──────── Extracted information ────────

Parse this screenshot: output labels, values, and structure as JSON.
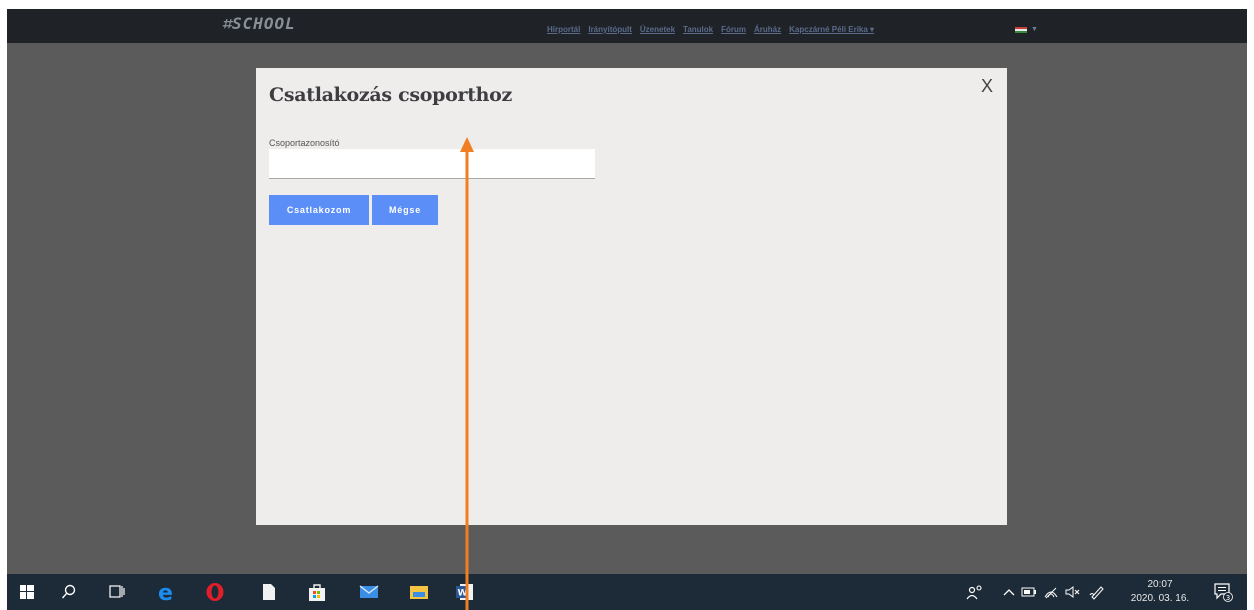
{
  "topbar": {
    "logo": "SCHOOL",
    "nav": [
      "Hírportál",
      "Irányítópult",
      "Üzenetek",
      "Tanulok",
      "Fórum",
      "Áruház",
      "Kapczárné Péli Erika ▾"
    ]
  },
  "dialog": {
    "title": "Csatlakozás csoporthoz",
    "close_label": "X",
    "field_label": "Csoportazonosító",
    "field_value": "",
    "join_label": "Csatlakozom",
    "cancel_label": "Mégse"
  },
  "taskbar": {
    "time": "20:07",
    "date": "2020. 03. 16.",
    "notification_count": "3"
  },
  "colors": {
    "accent": "#5b8ff7",
    "arrow": "#f07f23",
    "overlay": "#5b5b5b",
    "dialog_bg": "#efedec"
  },
  "icons": [
    "windows-start-icon",
    "search-icon",
    "task-view-icon",
    "edge-icon",
    "opera-icon",
    "file-icon",
    "store-icon",
    "mail-icon",
    "file-explorer-icon",
    "word-icon",
    "people-icon",
    "chevron-up-icon",
    "battery-icon",
    "wifi-icon",
    "speaker-muted-icon",
    "pen-icon",
    "notifications-icon"
  ]
}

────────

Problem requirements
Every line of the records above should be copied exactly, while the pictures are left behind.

Solution
Parse this screenshot: output labels, values, and structure as JSON.
{
  "topbar": {
    "logo": "SCHOOL",
    "nav": [
      "Hírportál",
      "Irányítópult",
      "Üzenetek",
      "Tanulok",
      "Fórum",
      "Áruház",
      "Kapczárné Péli Erika ▾"
    ]
  },
  "dialog": {
    "title": "Csatlakozás csoporthoz",
    "close_label": "X",
    "field_label": "Csoportazonosító",
    "field_value": "",
    "join_label": "Csatlakozom",
    "cancel_label": "Mégse"
  },
  "taskbar": {
    "time": "20:07",
    "date": "2020. 03. 16.",
    "notification_count": "3"
  },
  "colors": {
    "accent": "#5b8ff7",
    "arrow": "#f07f23",
    "overlay": "#5b5b5b",
    "dialog_bg": "#efedec"
  },
  "icons": [
    "windows-start-icon",
    "search-icon",
    "task-view-icon",
    "edge-icon",
    "opera-icon",
    "file-icon",
    "store-icon",
    "mail-icon",
    "file-explorer-icon",
    "word-icon",
    "people-icon",
    "chevron-up-icon",
    "battery-icon",
    "wifi-icon",
    "speaker-muted-icon",
    "pen-icon",
    "notifications-icon"
  ]
}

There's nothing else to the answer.